(Web page and app entries)

● ● ● ● ●

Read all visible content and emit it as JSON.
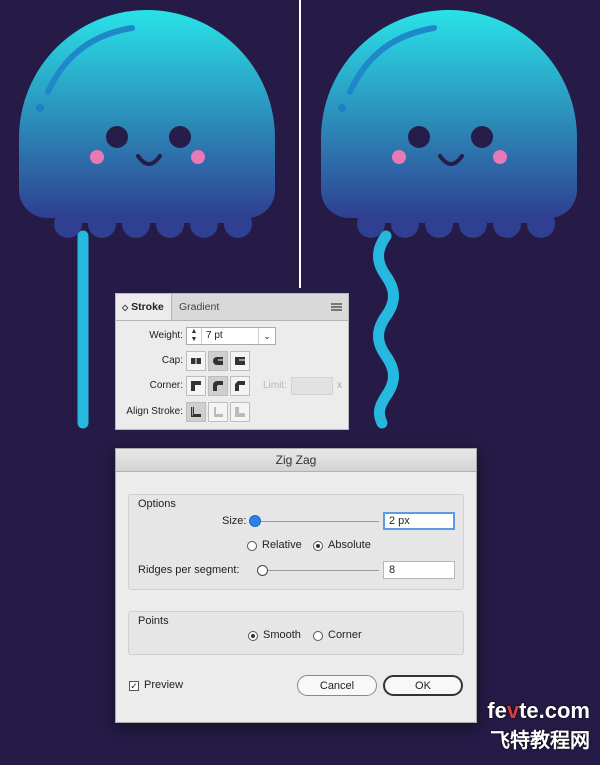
{
  "colors": {
    "background": "#251b46",
    "jelly_top": "#29e3e8",
    "jelly_bottom": "#2f3f91",
    "tentacle": "#26b8de",
    "cheek": "#e779b7",
    "accent_blue": "#2f82e5"
  },
  "stroke_panel": {
    "tabs": [
      {
        "label": "Stroke",
        "active": true
      },
      {
        "label": "Gradient",
        "active": false
      }
    ],
    "weight": {
      "label": "Weight:",
      "value": "7 pt"
    },
    "cap": {
      "label": "Cap:",
      "icons": [
        "butt-cap-icon",
        "round-cap-icon",
        "projecting-cap-icon"
      ],
      "selected": 1
    },
    "corner": {
      "label": "Corner:",
      "icons": [
        "miter-join-icon",
        "round-join-icon",
        "bevel-join-icon"
      ],
      "selected": 1
    },
    "limit": {
      "label": "Limit:",
      "suffix": "x"
    },
    "align": {
      "label": "Align Stroke:",
      "icons": [
        "align-center-icon",
        "align-inside-icon",
        "align-outside-icon"
      ],
      "selected": 0
    }
  },
  "zigzag": {
    "title": "Zig Zag",
    "options": {
      "title": "Options",
      "size": {
        "label": "Size:",
        "value": "2 px",
        "slider_fraction": 0.0
      },
      "mode": {
        "options": [
          "Relative",
          "Absolute"
        ],
        "selected": "Absolute"
      },
      "ridges": {
        "label": "Ridges per segment:",
        "value": "8",
        "slider_fraction": 0.0
      }
    },
    "points": {
      "title": "Points",
      "options": [
        "Smooth",
        "Corner"
      ],
      "selected": "Smooth"
    },
    "preview": {
      "label": "Preview",
      "checked": true,
      "mark": "✓"
    },
    "buttons": {
      "cancel": "Cancel",
      "ok": "OK"
    }
  },
  "watermark": {
    "line1_a": "fe",
    "line1_b": "v",
    "line1_c": "te.com",
    "line2": "飞特教程网"
  }
}
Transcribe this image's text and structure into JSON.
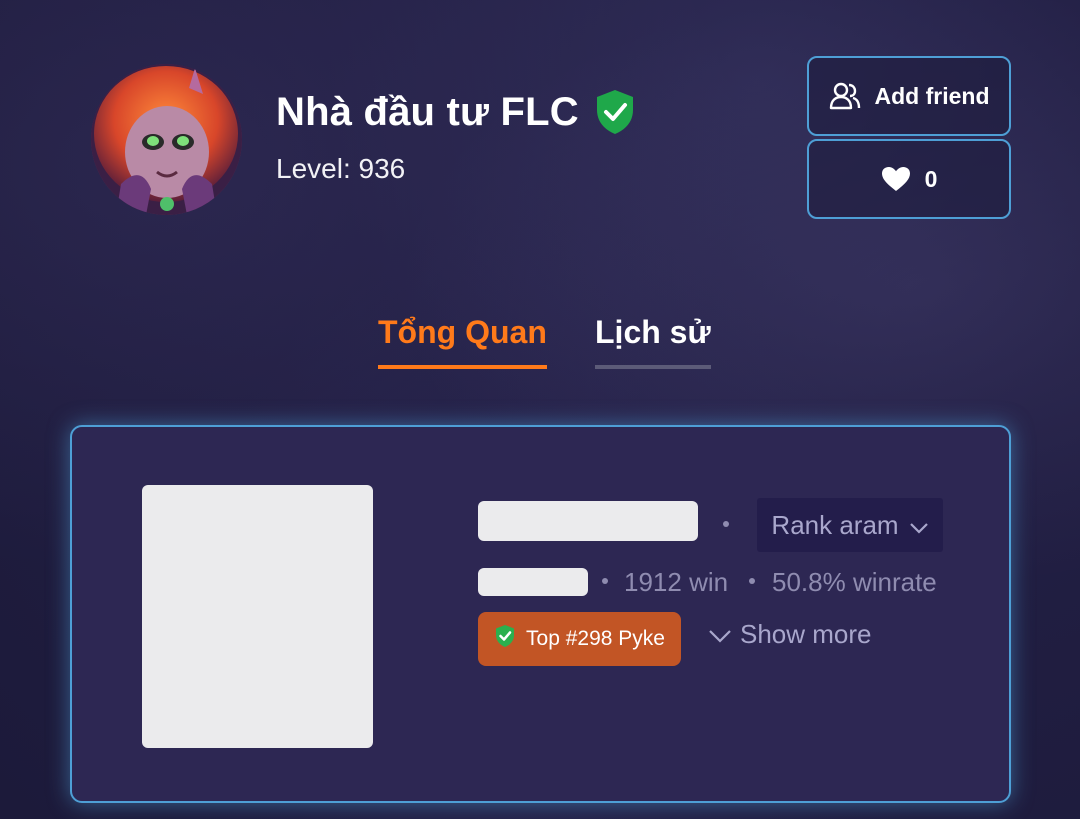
{
  "profile": {
    "name": "Nhà đầu tư FLC",
    "level_text": "Level: 936"
  },
  "actions": {
    "add_friend_label": "Add friend",
    "like_count": "0"
  },
  "tabs": [
    {
      "label": "Tổng Quan",
      "active": true
    },
    {
      "label": "Lịch sử",
      "active": false
    }
  ],
  "rank_card": {
    "queue_select": "Rank aram",
    "wins": "1912 win",
    "winrate": "50.8% winrate",
    "top_badge": "Top #298 Pyke",
    "show_more": "Show more"
  },
  "colors": {
    "accent_orange": "#ff7a1a",
    "border_blue": "#4e9fd6",
    "badge_orange": "#c25525",
    "verified_green": "#1fa84a"
  },
  "icons": {
    "verified": "shield-check-icon",
    "add_friend": "users-icon",
    "like": "heart-icon",
    "dropdown": "chevron-down-icon"
  }
}
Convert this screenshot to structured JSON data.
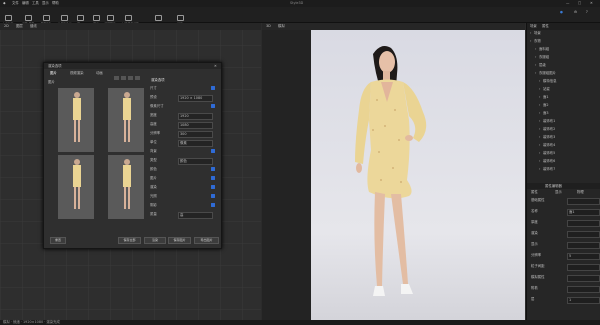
{
  "app": {
    "title": "Style3D",
    "menu": [
      "文件",
      "编辑",
      "工具",
      "显示",
      "帮助"
    ]
  },
  "toolbar": {
    "tools": [
      "文件新建",
      "打开/保存",
      "保存修改",
      "放置新物体",
      "导入",
      "导出",
      "模型预览",
      "材质库与模型",
      "Render",
      "显示"
    ]
  },
  "viewport2d": {
    "tabs": [
      "2D",
      "图层",
      "缝线"
    ]
  },
  "viewport3d": {
    "tabs": [
      "3D",
      "模拟"
    ]
  },
  "right_panel": {
    "header_tabs": [
      "场景",
      "属性"
    ],
    "tree": [
      "场景",
      "衣物",
      "面料组",
      "衣服组",
      "层级",
      "衣服组图片",
      "模特信息",
      "站姿",
      "面1",
      "面2",
      "面3",
      "装饰布1",
      "装饰布2",
      "装饰布3",
      "装饰布4",
      "装饰布5",
      "装饰布6",
      "装饰布7"
    ],
    "properties_title": "属性编辑器",
    "prop_tabs": [
      "属性",
      "显示",
      "物理"
    ],
    "props": [
      {
        "label": "基础属性",
        "value": ""
      },
      {
        "label": "名称",
        "value": "面1"
      },
      {
        "label": "厚度",
        "value": ""
      },
      {
        "label": "渲染",
        "value": ""
      },
      {
        "label": "显示",
        "value": ""
      },
      {
        "label": "分辨率",
        "value": "5"
      },
      {
        "label": "粒子间距",
        "value": ""
      },
      {
        "label": "模拟属性",
        "value": ""
      },
      {
        "label": "附着",
        "value": ""
      },
      {
        "label": "层",
        "value": "1"
      }
    ]
  },
  "dialog": {
    "title": "渲染选项",
    "tabs": [
      "图片",
      "视频渲染",
      "动画"
    ],
    "left_label": "图片",
    "section_title": "渲染选项",
    "settings": [
      {
        "label": "尺寸",
        "value": ""
      },
      {
        "label": "预设",
        "value": "1920 × 1080"
      },
      {
        "label": "像素尺寸",
        "value": ""
      },
      {
        "label": "宽度",
        "value": "1920"
      },
      {
        "label": "高度",
        "value": "1080"
      },
      {
        "label": "分辨率",
        "value": "300"
      },
      {
        "label": "单位",
        "value": "像素"
      },
      {
        "label": "背景",
        "value": ""
      },
      {
        "label": "类型",
        "value": "颜色"
      },
      {
        "label": "颜色",
        "value": ""
      },
      {
        "label": "图片",
        "value": ""
      },
      {
        "label": "渲染",
        "value": ""
      },
      {
        "label": "光照",
        "value": ""
      },
      {
        "label": "阴影",
        "value": ""
      },
      {
        "label": "质量",
        "value": "高"
      }
    ],
    "buttons": {
      "reset": "重置",
      "save_all": "保存全部",
      "render": "渲染",
      "save": "保存图片",
      "export": "导出图片"
    }
  },
  "status": {
    "text": "模拟 · 就绪 · 1920×1080 · 渲染完成"
  }
}
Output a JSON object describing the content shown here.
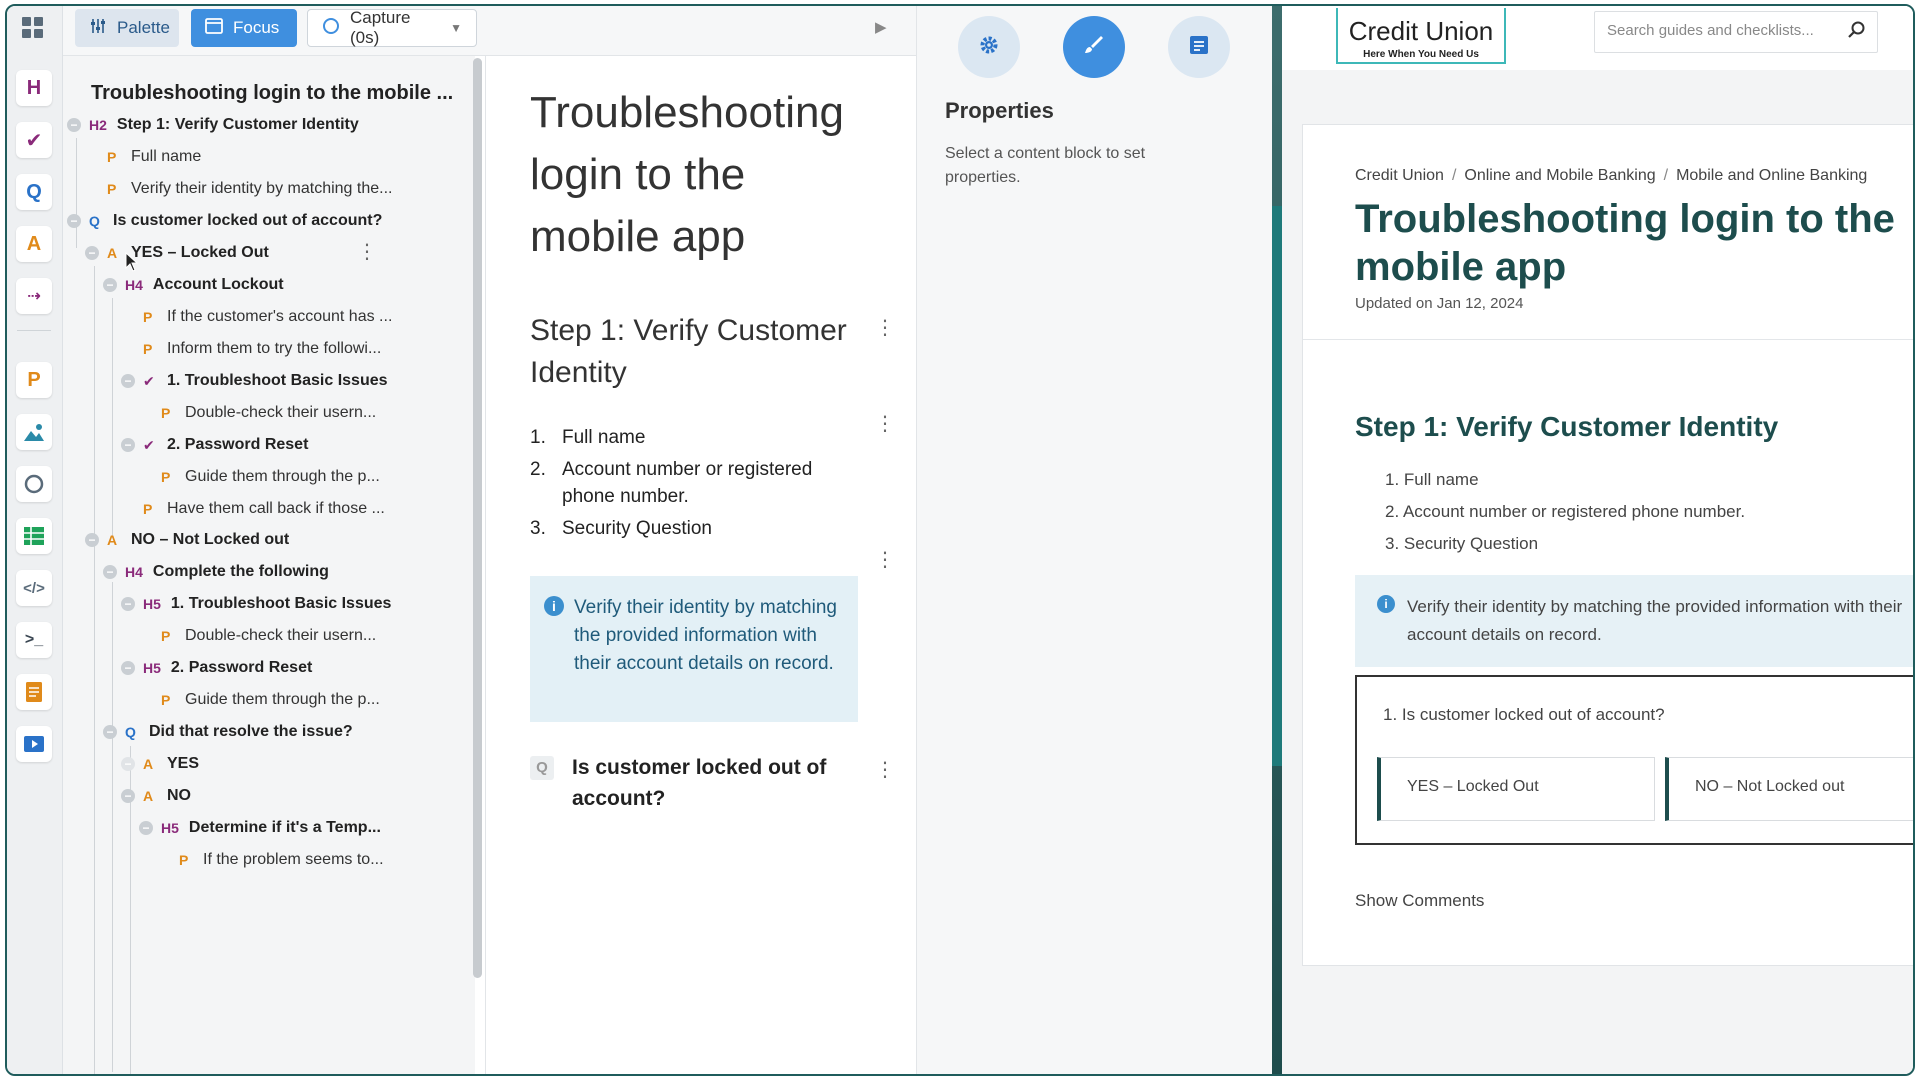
{
  "toolbar": {
    "palette_label": "Palette",
    "focus_label": "Focus",
    "capture_label": "Capture (0s)"
  },
  "outline": {
    "title": "Troubleshooting login to the mobile ...",
    "items": [
      {
        "badge": "H2",
        "label": "Step 1: Verify Customer Identity"
      },
      {
        "badge": "P",
        "label": "Full name"
      },
      {
        "badge": "P",
        "label": "Verify their identity by matching the..."
      },
      {
        "badge": "Q",
        "label": "Is customer locked out of account?"
      },
      {
        "badge": "A",
        "label": "YES – Locked Out"
      },
      {
        "badge": "H4",
        "label": "Account Lockout"
      },
      {
        "badge": "P",
        "label": "If the customer's account has ..."
      },
      {
        "badge": "P",
        "label": "Inform them to try the followi..."
      },
      {
        "badge": "✔",
        "label": "1. Troubleshoot Basic Issues"
      },
      {
        "badge": "P",
        "label": "Double-check their usern..."
      },
      {
        "badge": "✔",
        "label": "2. Password Reset"
      },
      {
        "badge": "P",
        "label": "Guide them through the p..."
      },
      {
        "badge": "P",
        "label": "Have them call back if those ..."
      },
      {
        "badge": "A",
        "label": "NO – Not Locked out"
      },
      {
        "badge": "H4",
        "label": "Complete the following"
      },
      {
        "badge": "H5",
        "label": "1. Troubleshoot Basic Issues"
      },
      {
        "badge": "P",
        "label": "Double-check their usern..."
      },
      {
        "badge": "H5",
        "label": "2. Password Reset"
      },
      {
        "badge": "P",
        "label": "Guide them through the p..."
      },
      {
        "badge": "Q",
        "label": "Did that resolve the issue?"
      },
      {
        "badge": "A",
        "label": "YES"
      },
      {
        "badge": "A",
        "label": "NO"
      },
      {
        "badge": "H5",
        "label": "Determine if it's a Temp..."
      },
      {
        "badge": "P",
        "label": "If the problem seems to..."
      }
    ]
  },
  "editor": {
    "title": "Troubleshooting login to the mobile app",
    "step_heading": "Step 1: Verify Customer Identity",
    "list": [
      {
        "n": "1.",
        "text": "Full name"
      },
      {
        "n": "2.",
        "text": "Account number or registered phone number."
      },
      {
        "n": "3.",
        "text": "Security Question"
      }
    ],
    "info_text": "Verify their identity by matching the provided information with their account details on record.",
    "question_badge": "Q",
    "question_text": "Is customer locked out of account?"
  },
  "properties": {
    "title": "Properties",
    "hint": "Select a content block to set properties."
  },
  "preview": {
    "brand_name": "Credit Union",
    "brand_tagline": "Here When You Need Us",
    "search_placeholder": "Search guides and checklists...",
    "breadcrumbs": [
      "Credit Union",
      "Online and Mobile Banking",
      "Mobile and Online Banking"
    ],
    "title": "Troubleshooting login to the mobile app",
    "updated": "Updated on Jan 12, 2024",
    "step_heading": "Step 1: Verify Customer Identity",
    "list": [
      "1. Full name",
      "2. Account number or registered phone number.",
      "3. Security Question"
    ],
    "info_text": "Verify their identity by matching the provided information with their account details on record.",
    "question_text": "1. Is customer locked out of account?",
    "answer_yes": "YES – Locked Out",
    "answer_no": "NO – Not Locked out",
    "show_comments": "Show Comments"
  },
  "rail_icons": {
    "top": "grid-icon",
    "items": [
      "heading-icon",
      "checklist-icon",
      "question-icon",
      "answer-icon",
      "link-icon",
      "paragraph-icon",
      "image-icon",
      "shape-icon",
      "table-icon",
      "code-icon",
      "terminal-icon",
      "note-icon",
      "video-icon"
    ]
  },
  "colors": {
    "accent": "#3f8fdf",
    "brand": "#1d4d4d",
    "info_bg": "#e3f0f6",
    "badge_h": "#8a2a7a",
    "badge_q": "#2a72c8",
    "badge_p": "#e08a1a"
  }
}
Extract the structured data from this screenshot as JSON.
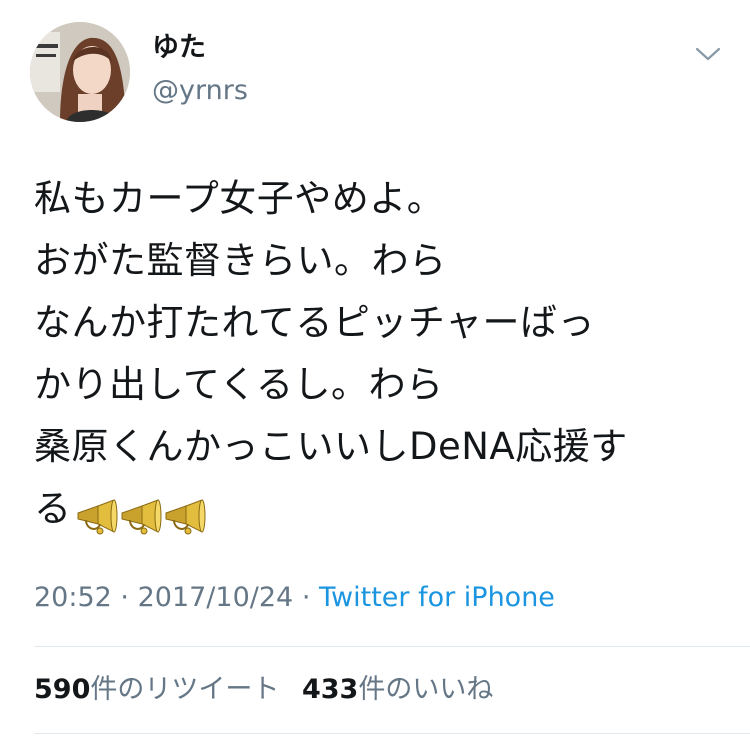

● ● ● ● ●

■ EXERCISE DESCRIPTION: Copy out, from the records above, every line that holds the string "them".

■ COMPLETED TASK:
        "label": "Inform them to try the followi..."
        "label": "Guide them through the p..."
        "label": "Have them call back if those ..."
        "label": "Guide them through the p..."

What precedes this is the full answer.